To begin, look around your landscape and the neighboring areas. Are there any particular plants that the deer tend to leave alone? Have neighbors in the area had particular success with any one type of deer repellant or strategy? Look around for deer pathways. Try to avoid plantings where deer generally travel. Even consider installing additional hardscaping structures (such as boulders, rocks, gravel, stepping stones) into these areas. One note of caution, don't plant deer resistant plant varieties around more desirable plants to try and wart off the deer. Deer tend to trample the untasty plant varieties to get to their favorites.

Fencing. When deer pressure is extreme, the best way to deter deer may be to install a fence. An effective deer fence must be tall (at least 7 feet) and/or electrified. However, fencing the entire area may not be practical or feasible. Instead you may want to fence in (or cage) individual or specimen plants to protect them. This can be done by entirely covering the plant with chicken wire type fencing or a lightweight birdnetting. Or, you can place a wire mesh on the ground around the plant as deer tend to avoid stepping on wire mesh. Some people have had good luck with using a motion detector which sets off a light or water sprinkler when deer activate the sensor. This trains the deer to avoid that area.

Planting defensively.
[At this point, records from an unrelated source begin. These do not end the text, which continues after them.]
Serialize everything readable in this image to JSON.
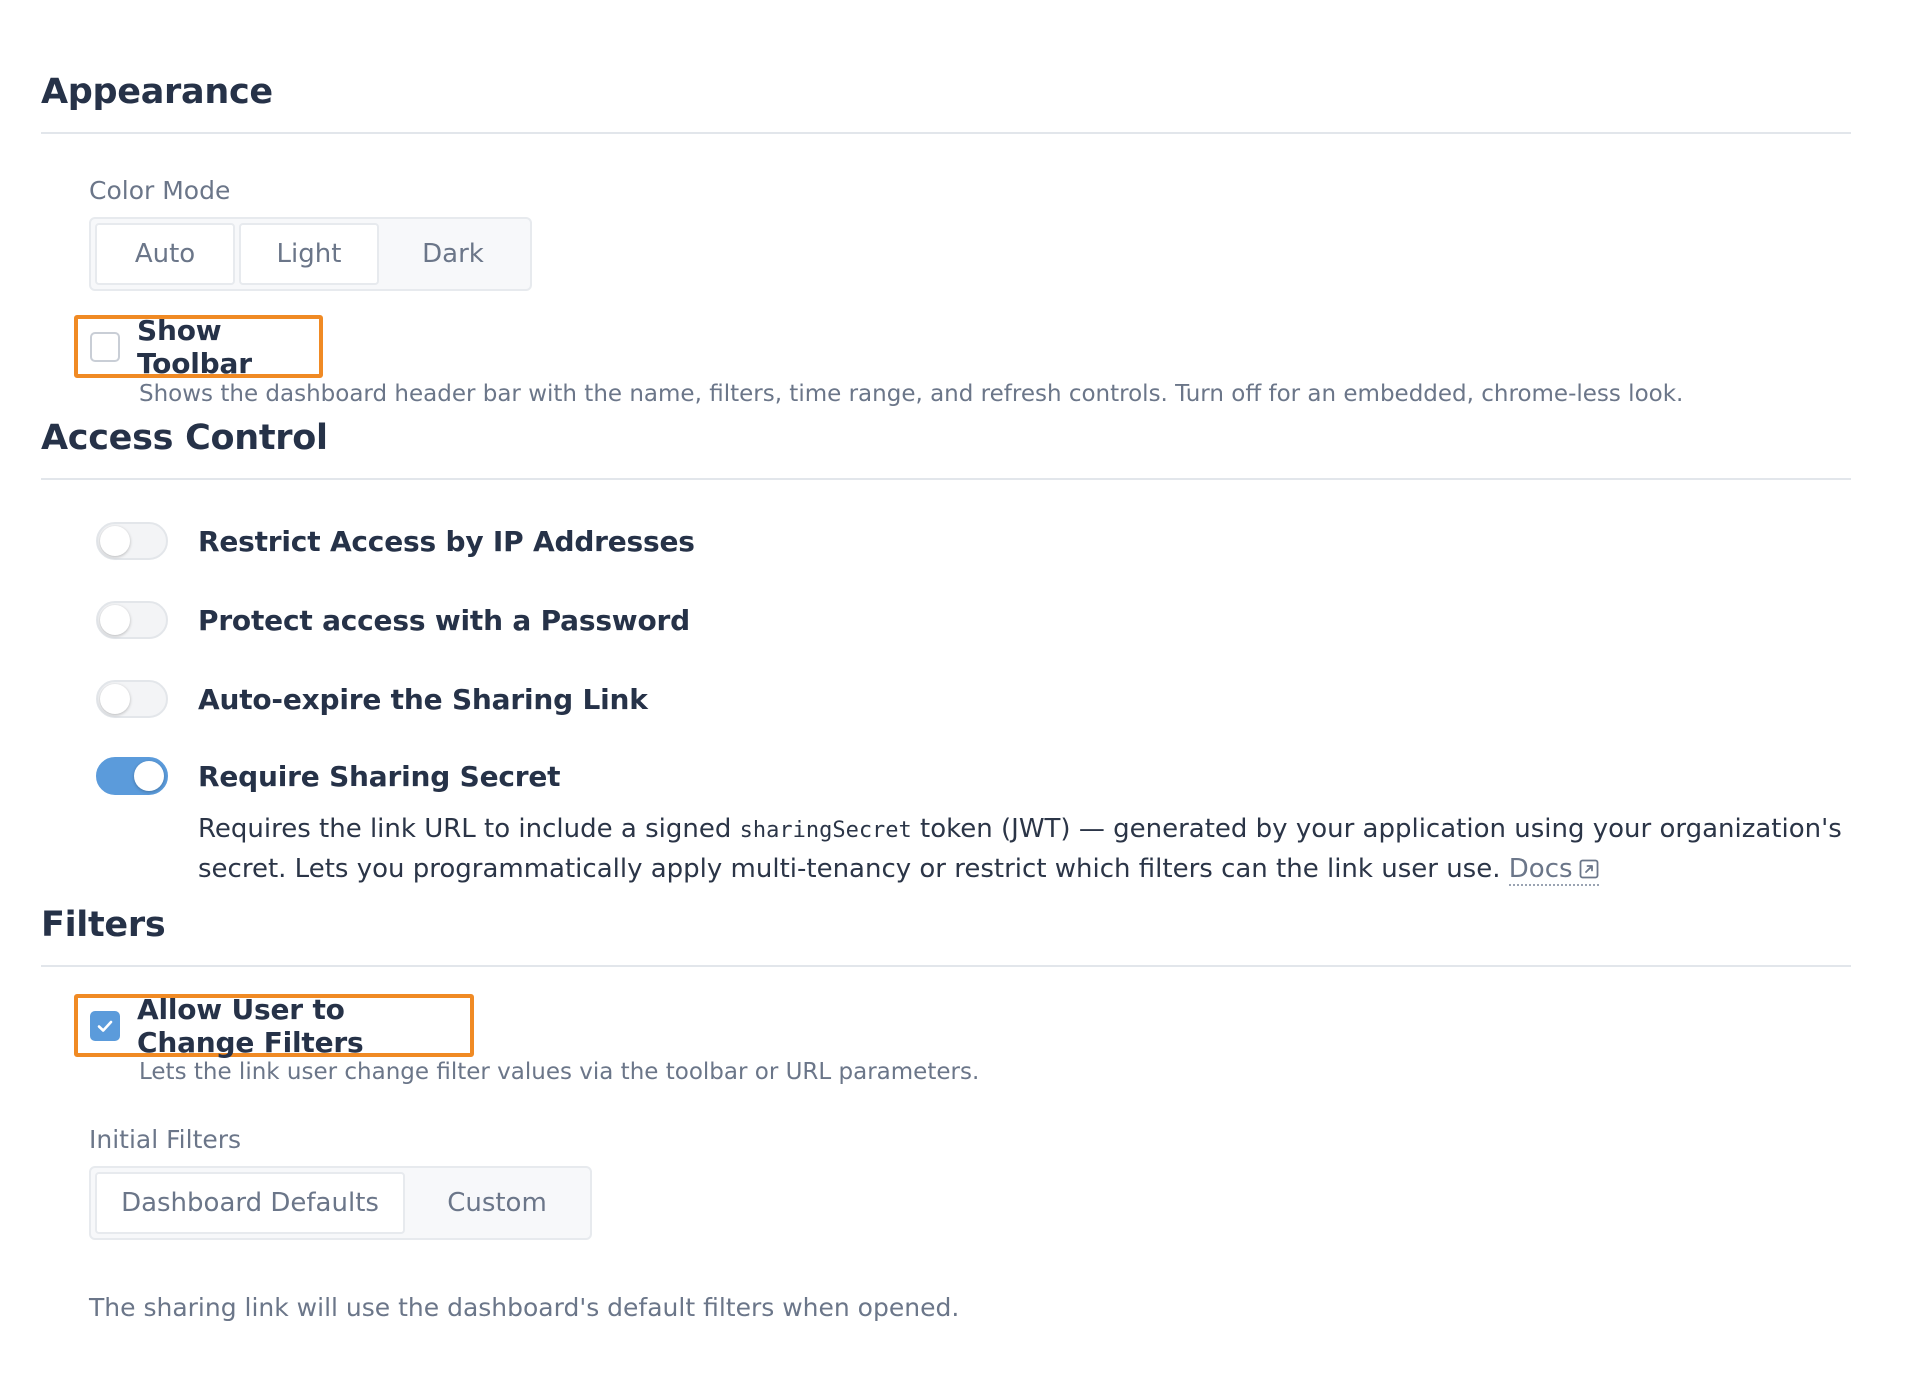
{
  "appearance": {
    "title": "Appearance",
    "color_mode": {
      "label": "Color Mode",
      "options": [
        "Auto",
        "Light",
        "Dark"
      ],
      "selected": "Auto"
    },
    "show_toolbar": {
      "label": "Show Toolbar",
      "checked": false,
      "hint": "Shows the dashboard header bar with the name, filters, time range, and refresh controls. Turn off for an embedded, chrome-less look."
    }
  },
  "access_control": {
    "title": "Access Control",
    "toggles": [
      {
        "label": "Restrict Access by IP Addresses",
        "on": false
      },
      {
        "label": "Protect access with a Password",
        "on": false
      },
      {
        "label": "Auto-expire the Sharing Link",
        "on": false
      },
      {
        "label": "Require Sharing Secret",
        "on": true
      }
    ],
    "secret_description": {
      "before": "Requires the link URL to include a signed ",
      "code": "sharingSecret",
      "after": " token (JWT) — generated by your application using your organization's secret. Lets you programmatically apply multi-tenancy or restrict which filters can the link user use. ",
      "docs_label": "Docs"
    }
  },
  "filters": {
    "title": "Filters",
    "allow_change": {
      "label": "Allow User to Change Filters",
      "checked": true,
      "hint": "Lets the link user change filter values via the toolbar or URL parameters."
    },
    "initial_filters": {
      "label": "Initial Filters",
      "options": [
        "Dashboard Defaults",
        "Custom"
      ],
      "selected": "Dashboard Defaults"
    },
    "note": "The sharing link will use the dashboard's default filters when opened."
  },
  "colors": {
    "accent": "#5b9bdb",
    "highlight": "#f08a24",
    "heading": "#263248",
    "muted": "#6b7689"
  }
}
The real challenge is knowing which plants deer are most likely to ignore. The following plants typically go unharmed; however, the list is only a starting point. In different areas deer tend to favor different types of plants. Go slowly with plantings and watch which species the deer tend to leave alone. This is a general list; check to be sure any perennial plants are hardy in your area before planting. Remember, there is no guarantee that deer will avoid eating any particular plant.

Deer repellants. If fencing is not an option another avenue to pursue is the use of deer repellants. There are numerous commercial repellants on the market today. Newer repellant varieties claim to last up to several weeks even lasting through heavy rain showers. The best way to proceed with repellants is to try several different ones and see which will work the best in your particular situation. And, remember to always follow the label directions to make sure you get the best results from the use of the product.

Many homeowners have had good luck by mixing their own repellants. One recipe is: Mix three rotten eggs or a quart of sour milk in a gallon of water. Add a teaspoon of garlic powder and a teaspoon of finely ground chili powder. Mix thoroughly and put the solution into a spray bottle. Spray favorite deer plants. It will have to be reapplied in about a month or after heavy rains. The mixture has a strong smell, but the smell will not be noticeable after the mixture has dried on plants. Several other products have been noted to work in deterring deer. These include blood meal or Milorganite fertilizer sprinkled around plants or using heavily scented soap (such as Irish Spring) hung around plants. Soap or mothballs can also be placed in pantyhose and then the hose placed on stakes throughout the landscape.

Call Lost Creek Landscapes for more ideas on the best way to keep your landscaping a feast for the eyes, not the deer!